The DepEd assured the senators that those left out would not be left behind. “But as of this time, our main focus is those who have enrolled, but we will discuss in greater detail this non-participation [of students],” Malaluan said. (READ: DepEd looking for ‘learning opportunities’ for some 4 million out-of-school children)
The DepEd decided to shift to distance learning for the coming school year to comply with the President’s order that schools postpone face-to-face classes until a coronavirus vaccine becomes available.
But many have criticized the DepEd’s decision to open classes in the middle of a health crisis. (READ: No student left behind? During pandemic, education ‘only for those who can afford’)
Teachers themselves have been asking the DepEd to delay classes to a later date to give them more time to prepare for the digital shift. (READ: 3 weeks into school opening, teachers say they still don’t have copies of learning modules)

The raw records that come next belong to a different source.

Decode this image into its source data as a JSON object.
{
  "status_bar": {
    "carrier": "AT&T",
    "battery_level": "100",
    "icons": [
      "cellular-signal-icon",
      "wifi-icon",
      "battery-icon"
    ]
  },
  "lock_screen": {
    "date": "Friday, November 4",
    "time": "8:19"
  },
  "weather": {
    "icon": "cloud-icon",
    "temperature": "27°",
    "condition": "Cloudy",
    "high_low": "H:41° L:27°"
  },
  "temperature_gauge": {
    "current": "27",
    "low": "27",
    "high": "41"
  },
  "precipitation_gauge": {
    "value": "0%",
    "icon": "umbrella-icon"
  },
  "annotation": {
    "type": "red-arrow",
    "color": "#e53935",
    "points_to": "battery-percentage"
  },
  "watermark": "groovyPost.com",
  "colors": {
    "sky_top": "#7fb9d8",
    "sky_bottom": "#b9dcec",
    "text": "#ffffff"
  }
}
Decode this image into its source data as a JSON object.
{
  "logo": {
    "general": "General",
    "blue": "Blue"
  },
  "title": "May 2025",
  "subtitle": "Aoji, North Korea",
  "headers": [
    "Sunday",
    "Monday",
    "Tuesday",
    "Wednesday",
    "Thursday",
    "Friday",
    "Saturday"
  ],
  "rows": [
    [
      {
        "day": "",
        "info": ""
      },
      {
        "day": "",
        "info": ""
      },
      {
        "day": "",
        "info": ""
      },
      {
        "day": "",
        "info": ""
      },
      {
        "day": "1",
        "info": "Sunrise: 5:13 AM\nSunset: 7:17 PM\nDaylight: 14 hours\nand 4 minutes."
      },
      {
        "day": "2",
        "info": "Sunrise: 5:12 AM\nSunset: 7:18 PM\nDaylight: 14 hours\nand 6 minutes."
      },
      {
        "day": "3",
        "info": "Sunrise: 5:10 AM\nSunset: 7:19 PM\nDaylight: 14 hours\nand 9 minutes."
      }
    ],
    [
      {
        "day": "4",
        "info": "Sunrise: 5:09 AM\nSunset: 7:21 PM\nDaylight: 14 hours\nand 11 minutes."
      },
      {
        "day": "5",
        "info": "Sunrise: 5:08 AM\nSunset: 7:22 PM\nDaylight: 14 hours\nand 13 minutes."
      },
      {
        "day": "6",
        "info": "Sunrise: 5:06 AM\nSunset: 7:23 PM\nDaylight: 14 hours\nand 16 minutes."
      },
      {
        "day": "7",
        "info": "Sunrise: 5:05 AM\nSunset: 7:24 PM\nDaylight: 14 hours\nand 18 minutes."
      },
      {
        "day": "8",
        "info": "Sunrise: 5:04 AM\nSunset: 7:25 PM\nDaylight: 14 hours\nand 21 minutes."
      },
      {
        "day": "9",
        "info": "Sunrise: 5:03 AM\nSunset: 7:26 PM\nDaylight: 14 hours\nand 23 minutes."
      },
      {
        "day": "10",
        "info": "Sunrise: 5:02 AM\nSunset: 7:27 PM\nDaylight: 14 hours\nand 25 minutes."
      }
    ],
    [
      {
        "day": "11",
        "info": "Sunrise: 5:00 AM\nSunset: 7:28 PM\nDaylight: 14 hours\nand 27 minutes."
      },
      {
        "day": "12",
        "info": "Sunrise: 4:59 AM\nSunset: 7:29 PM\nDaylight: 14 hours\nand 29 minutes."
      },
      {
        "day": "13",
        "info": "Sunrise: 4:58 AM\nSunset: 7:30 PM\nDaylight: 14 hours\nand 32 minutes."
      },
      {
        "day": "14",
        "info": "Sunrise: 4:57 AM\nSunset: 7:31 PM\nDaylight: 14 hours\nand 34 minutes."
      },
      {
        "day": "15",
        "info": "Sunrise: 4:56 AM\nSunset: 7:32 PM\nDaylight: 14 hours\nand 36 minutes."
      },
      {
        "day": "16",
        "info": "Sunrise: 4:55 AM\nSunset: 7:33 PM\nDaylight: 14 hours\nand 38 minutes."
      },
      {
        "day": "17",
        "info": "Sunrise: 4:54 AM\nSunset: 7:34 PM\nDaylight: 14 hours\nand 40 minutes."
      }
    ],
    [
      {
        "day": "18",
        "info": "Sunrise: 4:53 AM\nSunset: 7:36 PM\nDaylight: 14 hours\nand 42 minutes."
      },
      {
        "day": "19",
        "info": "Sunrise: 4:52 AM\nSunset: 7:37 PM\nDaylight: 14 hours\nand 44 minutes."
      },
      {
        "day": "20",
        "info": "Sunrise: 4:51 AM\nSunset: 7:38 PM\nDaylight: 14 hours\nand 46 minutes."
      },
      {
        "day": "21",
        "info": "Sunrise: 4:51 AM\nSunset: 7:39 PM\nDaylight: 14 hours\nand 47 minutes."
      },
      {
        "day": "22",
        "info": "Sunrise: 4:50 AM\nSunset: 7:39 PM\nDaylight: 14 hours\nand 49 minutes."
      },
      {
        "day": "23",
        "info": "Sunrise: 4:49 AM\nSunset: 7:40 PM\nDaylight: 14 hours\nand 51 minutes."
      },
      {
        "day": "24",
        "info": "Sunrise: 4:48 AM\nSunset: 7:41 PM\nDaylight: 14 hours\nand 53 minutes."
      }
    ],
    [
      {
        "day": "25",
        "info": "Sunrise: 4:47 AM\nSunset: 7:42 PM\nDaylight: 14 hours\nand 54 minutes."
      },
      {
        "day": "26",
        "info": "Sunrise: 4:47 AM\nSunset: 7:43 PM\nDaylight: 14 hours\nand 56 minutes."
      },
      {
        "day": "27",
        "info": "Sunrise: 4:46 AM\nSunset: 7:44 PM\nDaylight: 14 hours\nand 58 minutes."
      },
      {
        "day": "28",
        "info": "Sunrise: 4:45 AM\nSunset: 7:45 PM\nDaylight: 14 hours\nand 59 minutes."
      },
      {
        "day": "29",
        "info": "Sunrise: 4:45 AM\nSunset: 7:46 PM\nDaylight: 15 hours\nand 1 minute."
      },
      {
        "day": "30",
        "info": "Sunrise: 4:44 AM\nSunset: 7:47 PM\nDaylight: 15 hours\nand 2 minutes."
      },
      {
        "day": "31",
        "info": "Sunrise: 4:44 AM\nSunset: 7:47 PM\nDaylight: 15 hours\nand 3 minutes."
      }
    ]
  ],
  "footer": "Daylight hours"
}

Despite this, Briones said classes will begin on August 24 in “whatever form.” (WATCH: Handa na bang magbukas ng klase sa Agosto 24 ang Pilipinas?)
Ironically, the DepEd launch of the “school readiness program” on Monday morning, August 10, was marred by technical glitches. (READ: Technical problems force DepEd to postpone launch of school ‘readiness’ program)
The discussion on the class opening in the country comes as a global debate rages about reopening of schools during the pandemic.
A study in South Korea showed that young people between 10 and 19 years old can spread COVID-19 as much as adults do, which means reopening schools can increase virus transmission. At the same time, a US scientific panel recommended face-to-face classes for children who are younger or who have special needs.
The Philippine government has allowed the conduct of “limited” face-to-face classes in low-risk areas in the country starting January 2021. (READ: Duterte allows ‘limited’ face-to-face classes in low-risk areas)
As of Wednesday, the Philippines recorded 143,749 cases of COVID-19, including 2,404 deaths and 68,997 recoveries. – Rappler.com
Editors note: Quotes in Filipino have been translated into English.